1-Deoxy-D-xylulose 5-phosphate reductoisomerase and plastid isoprenoid biosynthesis during tomato fruit ripening

Citation
M. Rodriguez-concepcion et al., 1-Deoxy-D-xylulose 5-phosphate reductoisomerase and plastid isoprenoid biosynthesis during tomato fruit ripening, PLANT J, 27(3), 2001, pp. 213-222
Citations number
38
Language
INGLESE
art.tipo
Article
Categorie Soggetti
Plant Sciences","Animal & Plant Sciences
Journal title
PLANT JOURNAL
ISSN journal
0960-7412 → ACNP
Volume
27
Issue
3
Year of publication
2001
Pages
213 - 222
Database
ISI
SICI code
0960-7412(200108)27:3<213:15RAPI>2.0.ZU;2-J
Abstract

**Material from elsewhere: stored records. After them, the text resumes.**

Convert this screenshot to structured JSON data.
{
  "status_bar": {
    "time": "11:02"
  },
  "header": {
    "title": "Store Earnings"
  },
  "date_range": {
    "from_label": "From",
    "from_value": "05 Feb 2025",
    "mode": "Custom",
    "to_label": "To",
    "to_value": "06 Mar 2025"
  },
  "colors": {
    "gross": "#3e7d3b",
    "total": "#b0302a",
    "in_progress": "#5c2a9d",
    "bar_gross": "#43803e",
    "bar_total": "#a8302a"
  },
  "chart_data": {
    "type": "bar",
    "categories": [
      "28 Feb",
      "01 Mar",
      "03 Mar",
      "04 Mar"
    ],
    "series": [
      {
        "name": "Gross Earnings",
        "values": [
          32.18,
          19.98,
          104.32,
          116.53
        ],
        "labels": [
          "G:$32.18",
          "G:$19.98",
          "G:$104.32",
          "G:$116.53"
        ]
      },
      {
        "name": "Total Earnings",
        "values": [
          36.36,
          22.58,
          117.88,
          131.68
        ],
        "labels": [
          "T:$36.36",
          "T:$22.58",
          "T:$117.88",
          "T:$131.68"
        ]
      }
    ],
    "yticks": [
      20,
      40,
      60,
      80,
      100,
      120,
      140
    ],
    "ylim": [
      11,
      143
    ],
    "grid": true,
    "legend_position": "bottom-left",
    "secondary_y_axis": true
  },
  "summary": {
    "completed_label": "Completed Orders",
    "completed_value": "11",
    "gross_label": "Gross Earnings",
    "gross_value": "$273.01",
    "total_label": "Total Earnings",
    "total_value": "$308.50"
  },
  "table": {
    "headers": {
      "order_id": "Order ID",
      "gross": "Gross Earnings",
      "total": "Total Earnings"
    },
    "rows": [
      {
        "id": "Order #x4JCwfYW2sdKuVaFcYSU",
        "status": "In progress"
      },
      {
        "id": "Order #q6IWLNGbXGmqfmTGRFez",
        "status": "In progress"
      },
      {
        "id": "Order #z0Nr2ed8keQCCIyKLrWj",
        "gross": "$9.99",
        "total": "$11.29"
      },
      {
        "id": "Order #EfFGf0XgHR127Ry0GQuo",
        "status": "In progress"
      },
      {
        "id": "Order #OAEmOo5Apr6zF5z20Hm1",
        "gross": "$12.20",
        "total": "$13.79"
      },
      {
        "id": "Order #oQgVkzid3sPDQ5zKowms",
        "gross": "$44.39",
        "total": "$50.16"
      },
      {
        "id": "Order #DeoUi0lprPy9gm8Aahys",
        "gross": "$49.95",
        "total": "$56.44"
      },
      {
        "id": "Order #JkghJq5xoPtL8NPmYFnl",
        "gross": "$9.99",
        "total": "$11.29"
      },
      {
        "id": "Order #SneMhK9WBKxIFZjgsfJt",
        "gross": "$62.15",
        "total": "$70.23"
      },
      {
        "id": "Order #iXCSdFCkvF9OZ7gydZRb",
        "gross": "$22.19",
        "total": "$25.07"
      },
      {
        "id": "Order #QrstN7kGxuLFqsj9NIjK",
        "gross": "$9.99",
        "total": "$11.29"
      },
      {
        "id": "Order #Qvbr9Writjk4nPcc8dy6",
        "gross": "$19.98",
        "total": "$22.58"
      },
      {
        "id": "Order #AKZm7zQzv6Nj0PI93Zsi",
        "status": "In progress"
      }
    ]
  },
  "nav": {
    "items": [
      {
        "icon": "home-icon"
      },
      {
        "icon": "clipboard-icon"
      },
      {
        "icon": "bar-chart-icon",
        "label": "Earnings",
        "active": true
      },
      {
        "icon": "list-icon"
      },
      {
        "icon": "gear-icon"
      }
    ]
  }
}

The recently discovered 2-C-methyl-d-erythritol 4-phosphate (MEP) pathway f or the biosynthesis of plastid isoprenoids (including carotenoids) is not f ully elucidated yet despite its central importance for plant life. It is kn own, however, that the first reaction completely specific to the pathway is the conversion of 1-deoxy-d-xylulose 5-phosphate (DXP) into MEP by the enz yme DXP reductoisomerase (DXR). We have identified a tomato cDNA encoding a protein with homology to DXR and in vivo activity, and show that the level s of the corresponding DXR mRNA and encoded protein in fruit tissues are si milar before and during the massive accumulation of carotenoids characteris tic of fruit ripening. The results are consistent with a non-limiting role of DXR, and support previous work proposing DXP synthase (DXS) as the first regulatory enzyme for plastid isoprenoid biosynthesis in tomato fruit. Inh ibition of DXR activity by fosmidomycin showed that plastid isoprenoid bios ynthesis is required for tomato fruit carotenogenesis but not for other rip ening processes. In addition, dormancy was reduced in seeds from fosmidomyc in-treated fruit but not in seeds from the tomato yellow ripe mutant (defec tive in phytoene synthase-1, PSY1), suggesting that the isoform PSY2 might channel the production of carotenoids for abscisic acid biosynthesis. Furth ermore, the complete arrest of tomato seedling development using fosmidomyc in confirms a key role of the MEP pathway in plant development.